Years later, there’s still no wifi. Mobile devices are basically useless without a network connection, except maybe for their camera functions. Netflix still delivers by mail, which frankly shocks me. But my aunt and uncle are growing weary of being so far from culture, and, sensibly, acute medical services. So they may move on.
But I realize now looking back, those times were pure.
To a lesser extent, I’ve experienced something similar recently, since moving to the San Francisco area.
A different aunt and uncle (on mom’s side rather than dad’s) live north of the city, in Marin County, in the town of Point Reyes Station. And while the area is well-served by mobile service and they do have in-home wifi (this is America), the experience of disconnection is similar.
To get to Point Reyes from San Francisco, you first have to drive north over the Golden Gate Bridge. On a sunny day, it’s an epic way to start a road trip.
Then you’ll wind through various suburban bedroom communities on the freeway before turning off to head west. On one route, you’ll pass the unbelievably cute towns of San Anselmo and Fairfax. On another, you’ll probably miss the entrance to Skywalker Ranch, the workplace of George Lucas and home of Skywalker Sound, a subsidiary of Lucasfilm.
About 90 minutes later, after miles of scrubby fields, momentary thickets of Redwood trees, and the occasional farmhouse or cow pasture, you reach Point Reyes Station, which is just a few square blocks of activity.
The town sits at the junction of US Route 1, Tomales Bay, a fifteen-mile long wetlands estuary which leads to the Pacific Ocean, and the sole entrance to Point Reyes National Seashore, a 71,000 acre beachfront environmental and wildlife preserve.
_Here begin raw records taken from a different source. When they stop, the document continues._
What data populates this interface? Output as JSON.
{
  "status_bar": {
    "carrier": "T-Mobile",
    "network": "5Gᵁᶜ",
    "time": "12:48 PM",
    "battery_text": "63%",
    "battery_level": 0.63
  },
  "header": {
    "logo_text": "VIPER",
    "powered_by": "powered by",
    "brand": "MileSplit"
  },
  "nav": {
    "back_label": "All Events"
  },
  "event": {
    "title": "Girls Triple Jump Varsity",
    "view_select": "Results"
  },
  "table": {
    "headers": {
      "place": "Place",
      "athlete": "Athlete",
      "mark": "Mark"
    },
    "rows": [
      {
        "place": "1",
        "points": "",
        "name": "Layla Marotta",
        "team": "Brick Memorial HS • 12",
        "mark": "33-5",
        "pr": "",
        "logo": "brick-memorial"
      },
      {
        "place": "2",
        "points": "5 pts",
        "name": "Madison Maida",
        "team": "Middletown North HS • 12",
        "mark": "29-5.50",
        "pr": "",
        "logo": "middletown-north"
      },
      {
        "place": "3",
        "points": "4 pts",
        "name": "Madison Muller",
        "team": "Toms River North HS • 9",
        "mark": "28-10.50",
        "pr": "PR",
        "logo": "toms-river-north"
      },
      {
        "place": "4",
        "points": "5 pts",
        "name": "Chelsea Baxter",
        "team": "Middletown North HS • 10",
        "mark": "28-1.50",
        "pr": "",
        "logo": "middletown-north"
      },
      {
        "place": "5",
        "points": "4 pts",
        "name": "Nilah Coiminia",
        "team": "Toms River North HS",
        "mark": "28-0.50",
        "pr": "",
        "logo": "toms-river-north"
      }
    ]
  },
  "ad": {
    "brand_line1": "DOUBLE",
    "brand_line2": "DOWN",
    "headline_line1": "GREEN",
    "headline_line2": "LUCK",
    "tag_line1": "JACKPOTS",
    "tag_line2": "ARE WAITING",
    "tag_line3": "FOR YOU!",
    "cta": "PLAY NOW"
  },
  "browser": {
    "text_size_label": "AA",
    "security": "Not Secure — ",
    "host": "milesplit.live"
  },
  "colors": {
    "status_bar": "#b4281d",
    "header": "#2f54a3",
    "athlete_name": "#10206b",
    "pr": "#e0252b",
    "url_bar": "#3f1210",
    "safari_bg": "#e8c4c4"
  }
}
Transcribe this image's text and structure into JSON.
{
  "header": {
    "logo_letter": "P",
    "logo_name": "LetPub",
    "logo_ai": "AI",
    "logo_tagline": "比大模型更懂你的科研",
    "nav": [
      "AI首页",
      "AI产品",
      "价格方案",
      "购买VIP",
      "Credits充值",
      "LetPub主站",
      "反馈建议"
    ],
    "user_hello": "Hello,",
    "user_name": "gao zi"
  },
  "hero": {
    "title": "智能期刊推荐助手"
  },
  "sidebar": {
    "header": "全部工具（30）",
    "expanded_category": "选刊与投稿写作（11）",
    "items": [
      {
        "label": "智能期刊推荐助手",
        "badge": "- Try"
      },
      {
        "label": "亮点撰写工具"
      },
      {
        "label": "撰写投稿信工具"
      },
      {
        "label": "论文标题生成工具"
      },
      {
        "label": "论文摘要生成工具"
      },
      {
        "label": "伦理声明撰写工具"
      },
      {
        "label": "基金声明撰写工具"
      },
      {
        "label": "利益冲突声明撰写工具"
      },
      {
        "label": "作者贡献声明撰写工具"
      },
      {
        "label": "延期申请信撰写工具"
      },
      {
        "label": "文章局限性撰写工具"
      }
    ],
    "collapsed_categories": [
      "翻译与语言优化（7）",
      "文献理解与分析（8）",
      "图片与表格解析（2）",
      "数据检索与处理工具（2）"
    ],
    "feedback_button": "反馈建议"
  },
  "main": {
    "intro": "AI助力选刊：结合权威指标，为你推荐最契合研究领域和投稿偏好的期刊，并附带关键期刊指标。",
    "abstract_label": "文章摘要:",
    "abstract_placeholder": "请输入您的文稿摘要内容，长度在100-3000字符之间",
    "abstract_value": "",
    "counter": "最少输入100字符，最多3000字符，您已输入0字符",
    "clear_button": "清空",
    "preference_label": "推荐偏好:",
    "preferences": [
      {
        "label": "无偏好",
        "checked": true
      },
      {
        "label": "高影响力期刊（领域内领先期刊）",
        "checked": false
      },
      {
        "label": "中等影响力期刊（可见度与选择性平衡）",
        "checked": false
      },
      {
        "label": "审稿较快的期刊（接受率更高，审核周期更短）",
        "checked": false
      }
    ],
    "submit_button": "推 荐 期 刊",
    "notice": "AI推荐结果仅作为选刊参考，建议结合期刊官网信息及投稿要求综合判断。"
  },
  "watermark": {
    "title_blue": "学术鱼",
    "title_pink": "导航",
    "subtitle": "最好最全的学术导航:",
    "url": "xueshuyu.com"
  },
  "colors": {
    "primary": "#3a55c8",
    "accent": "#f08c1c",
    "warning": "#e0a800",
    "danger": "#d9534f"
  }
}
Only about 900 people live in the town and surrounding countryside.
Despite its remoteness, Point Reyes Station hasn’t completely avoided bougification. There are a couple of nicer restaurants and a healthy retail strip of both practical, everyday shops and tourist-geared boutiques. My favorites: Coyuchi for organic linens and bedding, and Point Reyes Books for all kinds of topical, pertinent titles, periodicals, and gifts.
Whether for the afternoon or a long weekend, being there requires a purposeful slowdown — a realignment to the rhythm of small town life.
Perhaps most of all, I like it because it’s quiet.
The skies are wide open and clear.
I can really focus, be still.
I get more reading done, and am not so concerned with what I’m missing online. I’ve spent a Sunday afternoon settled in my aunt’s garden to actually read the San Francisco Chronicle cover to cover.
At any moment, I can walk the four minutes into town for coffee at one of the three espresso bars, or for an outing, drive the few miles past Inverness to the Point Reyes Lighthouse, or walk along the beach at Drake’s Bay. Or hike within the park, or watch cattle grazing.
Or, do nothing.
The whole area is diverse with natural, undisturbed beauty, all open for conscientious exploration. Point Reyes and its environs are far from the meticulous, elegant lawns and private gardens of Golden Gate Park, which are deceptive in their grace and scale while still within earshot of sirens and horns, exhaust.
After just a few days away, I always feel better. There’s renewed vigor for the difficulties of life. Sometimes a new idea or insight or revelation to chew on. Certainly an appreciation for the complexity, but ultimate simplicity, of life. What matters vs. what is less pressing.
It’s sorta funny to notice the cyclicality and irony in longing for stints away from busy, titillating city life as an adult— the same sort I feared as a kid. I didn’t appreciate it then, but getting away to a slower pace, perhaps to see something natural and visceral, is quiet space for the soul.
It’s restorative. It balances out the cortisol high that we all endure most days. Travel writer Pico Iyer says it well: “we instinctively feel that something inside us is crying out for more spaciousness and stillness to offset the exhilarations of movement and the fun and diversion of the modern world.”
I suppose it’s nothing new for many, but for urbanists and lovers of dense built environments like me, it comes as a surprise to realize that escape is essential.
Wherever and however you do it, I hope you take the time and make the space to escape.